== Segment start ==

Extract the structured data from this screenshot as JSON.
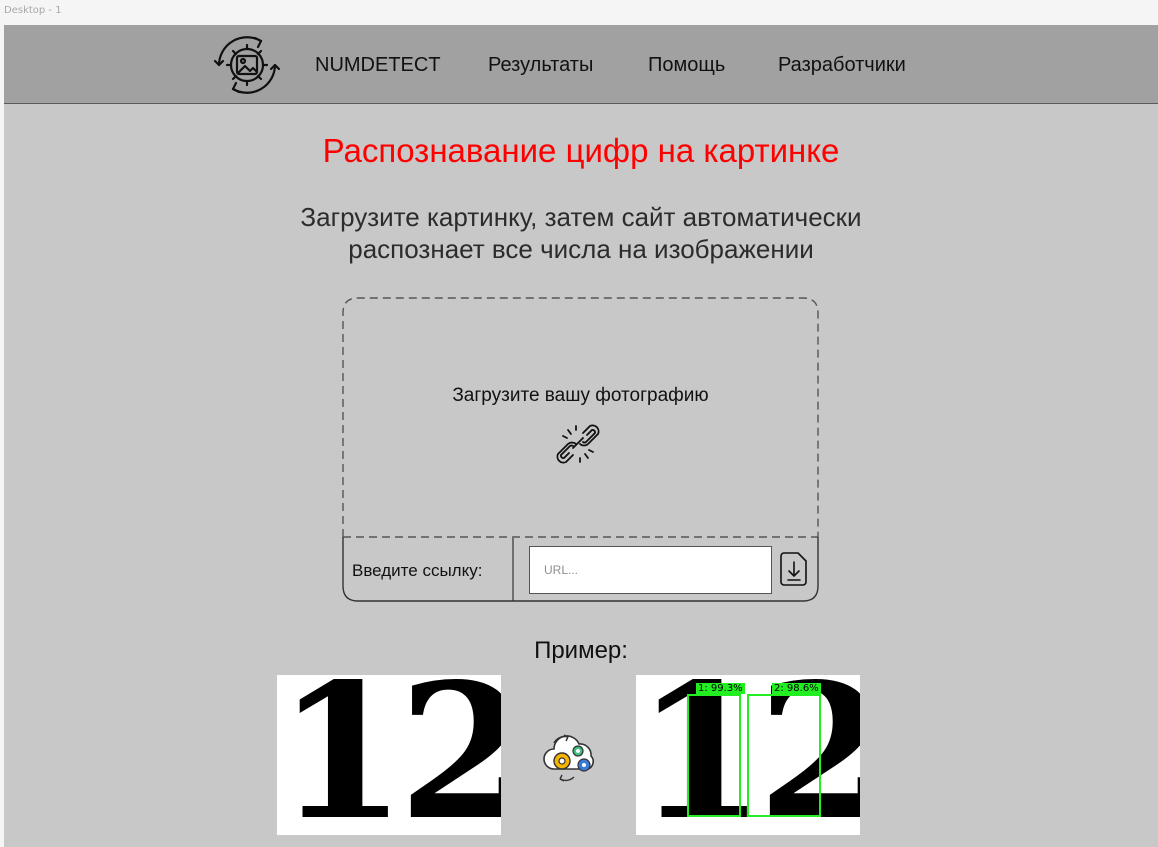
{
  "frame": {
    "label": "Desktop - 1"
  },
  "nav": {
    "brand": "NUMDETECT",
    "items": [
      "Результаты",
      "Помощь",
      "Разработчики"
    ]
  },
  "hero": {
    "title": "Распознавание цифр на картинке",
    "subtitle_line1": "Загрузите картинку, затем сайт автоматически",
    "subtitle_line2": "распознает все числа на изображении"
  },
  "upload": {
    "prompt": "Загрузите вашу фотографию",
    "url_label": "Введите ссылку:",
    "url_placeholder": "URL...",
    "url_value": ""
  },
  "example": {
    "label": "Пример:",
    "input_digits": "12",
    "output_digits": "12",
    "detections": [
      "1: 99.3%",
      "2: 98.6%"
    ]
  },
  "colors": {
    "title": "#ff0000",
    "navbar": "#a1a1a1",
    "page_bg": "#c8c8c8",
    "detection": "#22ee22"
  }
}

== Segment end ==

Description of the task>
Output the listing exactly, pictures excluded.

Result>
Extract the structured data from this screenshot as JSON.
{
  "frame": {
    "label": "Desktop - 1"
  },
  "nav": {
    "brand": "NUMDETECT",
    "items": [
      "Результаты",
      "Помощь",
      "Разработчики"
    ]
  },
  "hero": {
    "title": "Распознавание цифр на картинке",
    "subtitle_line1": "Загрузите картинку, затем сайт автоматически",
    "subtitle_line2": "распознает все числа на изображении"
  },
  "upload": {
    "prompt": "Загрузите вашу фотографию",
    "url_label": "Введите ссылку:",
    "url_placeholder": "URL...",
    "url_value": ""
  },
  "example": {
    "label": "Пример:",
    "input_digits": "12",
    "output_digits": "12",
    "detections": [
      "1: 99.3%",
      "2: 98.6%"
    ]
  },
  "colors": {
    "title": "#ff0000",
    "navbar": "#a1a1a1",
    "page_bg": "#c8c8c8",
    "detection": "#22ee22"
  }
}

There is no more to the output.